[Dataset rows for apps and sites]

..............................

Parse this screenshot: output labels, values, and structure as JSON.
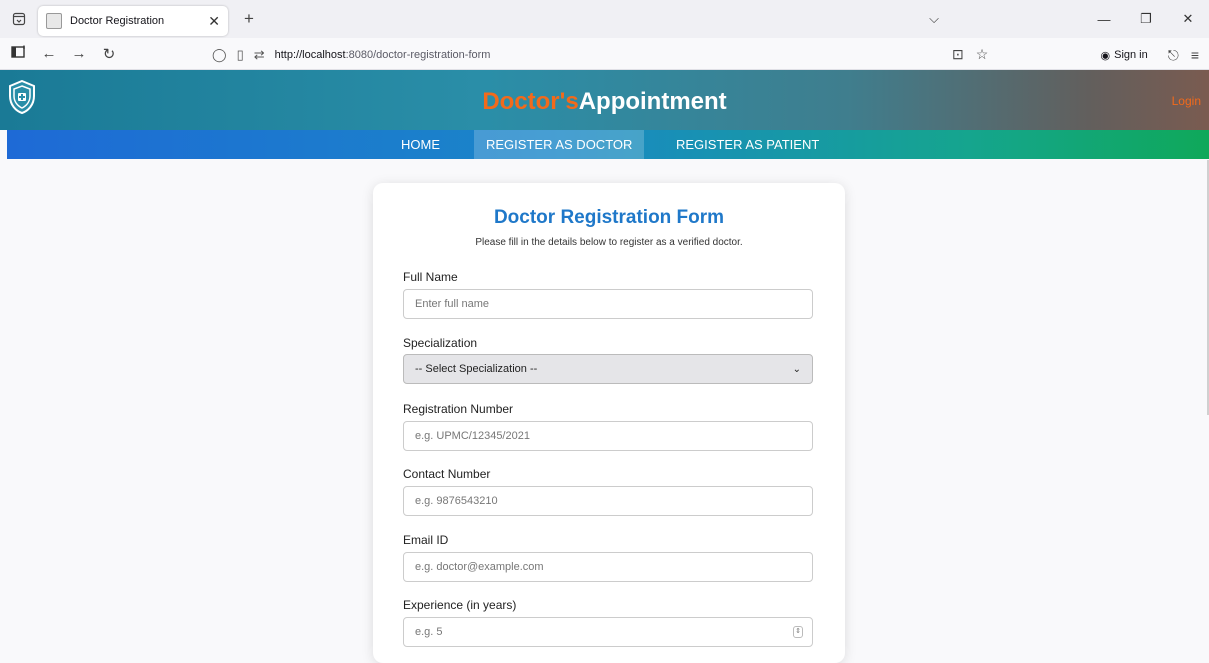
{
  "browser": {
    "tab_title": "Doctor Registration",
    "url_host": "http://localhost",
    "url_path": ":8080/doctor-registration-form",
    "sign_in": "Sign in"
  },
  "site": {
    "brand_part1": "Doctor's",
    "brand_part2": "Appointment",
    "login": "Login",
    "menu": [
      "HOME",
      "REGISTER AS DOCTOR",
      "REGISTER AS PATIENT"
    ],
    "active_menu": "REGISTER AS DOCTOR",
    "colors": {
      "brand_orange": "#f26a1b",
      "title_blue": "#1f78c9"
    }
  },
  "form": {
    "title": "Doctor Registration Form",
    "subtitle": "Please fill in the details below to register as a verified doctor.",
    "full_name": {
      "label": "Full Name",
      "placeholder": "Enter full name"
    },
    "specialization": {
      "label": "Specialization",
      "selected": "-- Select Specialization --"
    },
    "registration_number": {
      "label": "Registration Number",
      "placeholder": "e.g. UPMC/12345/2021"
    },
    "contact_number": {
      "label": "Contact Number",
      "placeholder": "e.g. 9876543210"
    },
    "email": {
      "label": "Email ID",
      "placeholder": "e.g. doctor@example.com"
    },
    "experience": {
      "label": "Experience (in years)",
      "placeholder": "e.g. 5"
    }
  }
}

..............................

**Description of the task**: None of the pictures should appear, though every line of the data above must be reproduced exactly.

**Worked solution**:
Parse this screenshot: output labels, values, and structure as JSON.
{
  "browser": {
    "tab_title": "Doctor Registration",
    "url_host": "http://localhost",
    "url_path": ":8080/doctor-registration-form",
    "sign_in": "Sign in"
  },
  "site": {
    "brand_part1": "Doctor's",
    "brand_part2": "Appointment",
    "login": "Login",
    "menu": [
      "HOME",
      "REGISTER AS DOCTOR",
      "REGISTER AS PATIENT"
    ],
    "active_menu": "REGISTER AS DOCTOR",
    "colors": {
      "brand_orange": "#f26a1b",
      "title_blue": "#1f78c9"
    }
  },
  "form": {
    "title": "Doctor Registration Form",
    "subtitle": "Please fill in the details below to register as a verified doctor.",
    "full_name": {
      "label": "Full Name",
      "placeholder": "Enter full name"
    },
    "specialization": {
      "label": "Specialization",
      "selected": "-- Select Specialization --"
    },
    "registration_number": {
      "label": "Registration Number",
      "placeholder": "e.g. UPMC/12345/2021"
    },
    "contact_number": {
      "label": "Contact Number",
      "placeholder": "e.g. 9876543210"
    },
    "email": {
      "label": "Email ID",
      "placeholder": "e.g. doctor@example.com"
    },
    "experience": {
      "label": "Experience (in years)",
      "placeholder": "e.g. 5"
    }
  }
}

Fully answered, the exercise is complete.